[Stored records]
※
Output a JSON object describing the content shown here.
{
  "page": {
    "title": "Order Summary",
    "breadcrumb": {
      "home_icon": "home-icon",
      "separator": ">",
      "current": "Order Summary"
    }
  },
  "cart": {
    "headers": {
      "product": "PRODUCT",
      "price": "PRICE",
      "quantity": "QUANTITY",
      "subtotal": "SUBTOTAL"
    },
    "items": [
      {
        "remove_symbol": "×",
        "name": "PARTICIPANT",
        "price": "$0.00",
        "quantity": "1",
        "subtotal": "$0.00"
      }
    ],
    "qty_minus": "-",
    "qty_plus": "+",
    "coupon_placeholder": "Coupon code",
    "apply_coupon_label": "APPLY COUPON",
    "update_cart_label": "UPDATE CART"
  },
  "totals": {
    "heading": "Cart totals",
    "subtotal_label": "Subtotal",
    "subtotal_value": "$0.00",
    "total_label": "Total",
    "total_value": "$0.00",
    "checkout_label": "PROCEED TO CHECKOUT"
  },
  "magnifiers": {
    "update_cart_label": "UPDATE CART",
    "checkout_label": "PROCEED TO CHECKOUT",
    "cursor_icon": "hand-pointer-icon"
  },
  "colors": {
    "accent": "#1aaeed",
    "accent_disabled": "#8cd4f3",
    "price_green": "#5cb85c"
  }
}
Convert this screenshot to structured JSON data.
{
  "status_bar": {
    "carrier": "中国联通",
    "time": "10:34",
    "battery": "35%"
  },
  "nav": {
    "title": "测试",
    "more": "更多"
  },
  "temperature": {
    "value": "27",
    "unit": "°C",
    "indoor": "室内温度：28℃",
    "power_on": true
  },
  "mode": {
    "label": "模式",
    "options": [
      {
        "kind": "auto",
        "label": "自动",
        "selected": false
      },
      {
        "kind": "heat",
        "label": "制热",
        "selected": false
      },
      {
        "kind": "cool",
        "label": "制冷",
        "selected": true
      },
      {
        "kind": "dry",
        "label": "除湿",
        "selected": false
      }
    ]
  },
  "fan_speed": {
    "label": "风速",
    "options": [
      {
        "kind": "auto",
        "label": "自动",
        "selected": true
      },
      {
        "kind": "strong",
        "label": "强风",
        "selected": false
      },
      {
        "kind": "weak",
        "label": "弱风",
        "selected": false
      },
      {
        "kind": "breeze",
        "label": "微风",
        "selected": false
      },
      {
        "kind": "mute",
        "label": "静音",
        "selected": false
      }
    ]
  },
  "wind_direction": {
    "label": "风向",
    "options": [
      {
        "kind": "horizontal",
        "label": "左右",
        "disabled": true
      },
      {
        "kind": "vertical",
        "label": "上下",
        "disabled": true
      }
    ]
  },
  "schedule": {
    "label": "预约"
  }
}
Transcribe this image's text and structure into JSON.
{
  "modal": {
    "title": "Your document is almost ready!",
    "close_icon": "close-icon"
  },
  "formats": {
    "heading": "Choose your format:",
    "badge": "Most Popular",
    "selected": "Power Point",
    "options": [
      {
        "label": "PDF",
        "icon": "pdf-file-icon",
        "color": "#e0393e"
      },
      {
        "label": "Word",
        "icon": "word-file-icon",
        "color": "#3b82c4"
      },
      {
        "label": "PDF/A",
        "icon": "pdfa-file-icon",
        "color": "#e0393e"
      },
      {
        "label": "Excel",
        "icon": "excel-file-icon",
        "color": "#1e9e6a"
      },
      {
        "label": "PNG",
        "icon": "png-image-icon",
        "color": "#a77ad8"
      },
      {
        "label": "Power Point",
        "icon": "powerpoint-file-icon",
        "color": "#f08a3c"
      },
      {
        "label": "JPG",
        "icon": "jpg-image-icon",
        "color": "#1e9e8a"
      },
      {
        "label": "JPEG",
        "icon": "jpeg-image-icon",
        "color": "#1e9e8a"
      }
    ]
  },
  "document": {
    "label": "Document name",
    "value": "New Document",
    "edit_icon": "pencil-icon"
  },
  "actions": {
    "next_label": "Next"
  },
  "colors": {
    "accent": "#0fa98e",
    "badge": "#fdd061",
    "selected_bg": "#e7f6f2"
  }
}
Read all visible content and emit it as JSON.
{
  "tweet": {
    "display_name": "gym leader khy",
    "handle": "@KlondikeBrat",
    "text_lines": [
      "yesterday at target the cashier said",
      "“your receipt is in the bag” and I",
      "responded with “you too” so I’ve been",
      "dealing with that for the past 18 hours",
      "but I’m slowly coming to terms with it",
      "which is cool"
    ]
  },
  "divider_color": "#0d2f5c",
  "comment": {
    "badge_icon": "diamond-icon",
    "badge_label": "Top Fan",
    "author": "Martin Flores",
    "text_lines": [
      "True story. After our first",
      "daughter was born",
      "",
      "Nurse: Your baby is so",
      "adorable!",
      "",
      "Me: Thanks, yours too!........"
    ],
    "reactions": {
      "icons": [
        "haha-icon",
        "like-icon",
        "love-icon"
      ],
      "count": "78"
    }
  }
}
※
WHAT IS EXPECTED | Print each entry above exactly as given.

TASK RESULT |
Output a JSON object describing the content shown here.
{
  "page": {
    "title": "Order Summary",
    "breadcrumb": {
      "home_icon": "home-icon",
      "separator": ">",
      "current": "Order Summary"
    }
  },
  "cart": {
    "headers": {
      "product": "PRODUCT",
      "price": "PRICE",
      "quantity": "QUANTITY",
      "subtotal": "SUBTOTAL"
    },
    "items": [
      {
        "remove_symbol": "×",
        "name": "PARTICIPANT",
        "price": "$0.00",
        "quantity": "1",
        "subtotal": "$0.00"
      }
    ],
    "qty_minus": "-",
    "qty_plus": "+",
    "coupon_placeholder": "Coupon code",
    "apply_coupon_label": "APPLY COUPON",
    "update_cart_label": "UPDATE CART"
  },
  "totals": {
    "heading": "Cart totals",
    "subtotal_label": "Subtotal",
    "subtotal_value": "$0.00",
    "total_label": "Total",
    "total_value": "$0.00",
    "checkout_label": "PROCEED TO CHECKOUT"
  },
  "magnifiers": {
    "update_cart_label": "UPDATE CART",
    "checkout_label": "PROCEED TO CHECKOUT",
    "cursor_icon": "hand-pointer-icon"
  },
  "colors": {
    "accent": "#1aaeed",
    "accent_disabled": "#8cd4f3",
    "price_green": "#5cb85c"
  }
}
Convert this screenshot to structured JSON data.
{
  "status_bar": {
    "carrier": "中国联通",
    "time": "10:34",
    "battery": "35%"
  },
  "nav": {
    "title": "测试",
    "more": "更多"
  },
  "temperature": {
    "value": "27",
    "unit": "°C",
    "indoor": "室内温度：28℃",
    "power_on": true
  },
  "mode": {
    "label": "模式",
    "options": [
      {
        "kind": "auto",
        "label": "自动",
        "selected": false
      },
      {
        "kind": "heat",
        "label": "制热",
        "selected": false
      },
      {
        "kind": "cool",
        "label": "制冷",
        "selected": true
      },
      {
        "kind": "dry",
        "label": "除湿",
        "selected": false
      }
    ]
  },
  "fan_speed": {
    "label": "风速",
    "options": [
      {
        "kind": "auto",
        "label": "自动",
        "selected": true
      },
      {
        "kind": "strong",
        "label": "强风",
        "selected": false
      },
      {
        "kind": "weak",
        "label": "弱风",
        "selected": false
      },
      {
        "kind": "breeze",
        "label": "微风",
        "selected": false
      },
      {
        "kind": "mute",
        "label": "静音",
        "selected": false
      }
    ]
  },
  "wind_direction": {
    "label": "风向",
    "options": [
      {
        "kind": "horizontal",
        "label": "左右",
        "disabled": true
      },
      {
        "kind": "vertical",
        "label": "上下",
        "disabled": true
      }
    ]
  },
  "schedule": {
    "label": "预约"
  }
}
Transcribe this image's text and structure into JSON.
{
  "modal": {
    "title": "Your document is almost ready!",
    "close_icon": "close-icon"
  },
  "formats": {
    "heading": "Choose your format:",
    "badge": "Most Popular",
    "selected": "Power Point",
    "options": [
      {
        "label": "PDF",
        "icon": "pdf-file-icon",
        "color": "#e0393e"
      },
      {
        "label": "Word",
        "icon": "word-file-icon",
        "color": "#3b82c4"
      },
      {
        "label": "PDF/A",
        "icon": "pdfa-file-icon",
        "color": "#e0393e"
      },
      {
        "label": "Excel",
        "icon": "excel-file-icon",
        "color": "#1e9e6a"
      },
      {
        "label": "PNG",
        "icon": "png-image-icon",
        "color": "#a77ad8"
      },
      {
        "label": "Power Point",
        "icon": "powerpoint-file-icon",
        "color": "#f08a3c"
      },
      {
        "label": "JPG",
        "icon": "jpg-image-icon",
        "color": "#1e9e8a"
      },
      {
        "label": "JPEG",
        "icon": "jpeg-image-icon",
        "color": "#1e9e8a"
      }
    ]
  },
  "document": {
    "label": "Document name",
    "value": "New Document",
    "edit_icon": "pencil-icon"
  },
  "actions": {
    "next_label": "Next"
  },
  "colors": {
    "accent": "#0fa98e",
    "badge": "#fdd061",
    "selected_bg": "#e7f6f2"
  }
}
Read all visible content and emit it as JSON.
{
  "tweet": {
    "display_name": "gym leader khy",
    "handle": "@KlondikeBrat",
    "text_lines": [
      "yesterday at target the cashier said",
      "“your receipt is in the bag” and I",
      "responded with “you too” so I’ve been",
      "dealing with that for the past 18 hours",
      "but I’m slowly coming to terms with it",
      "which is cool"
    ]
  },
  "divider_color": "#0d2f5c",
  "comment": {
    "badge_icon": "diamond-icon",
    "badge_label": "Top Fan",
    "author": "Martin Flores",
    "text_lines": [
      "True story. After our first",
      "daughter was born",
      "",
      "Nurse: Your baby is so",
      "adorable!",
      "",
      "Me: Thanks, yours too!........"
    ],
    "reactions": {
      "icons": [
        "haha-icon",
        "like-icon",
        "love-icon"
      ],
      "count": "78"
    }
  }
}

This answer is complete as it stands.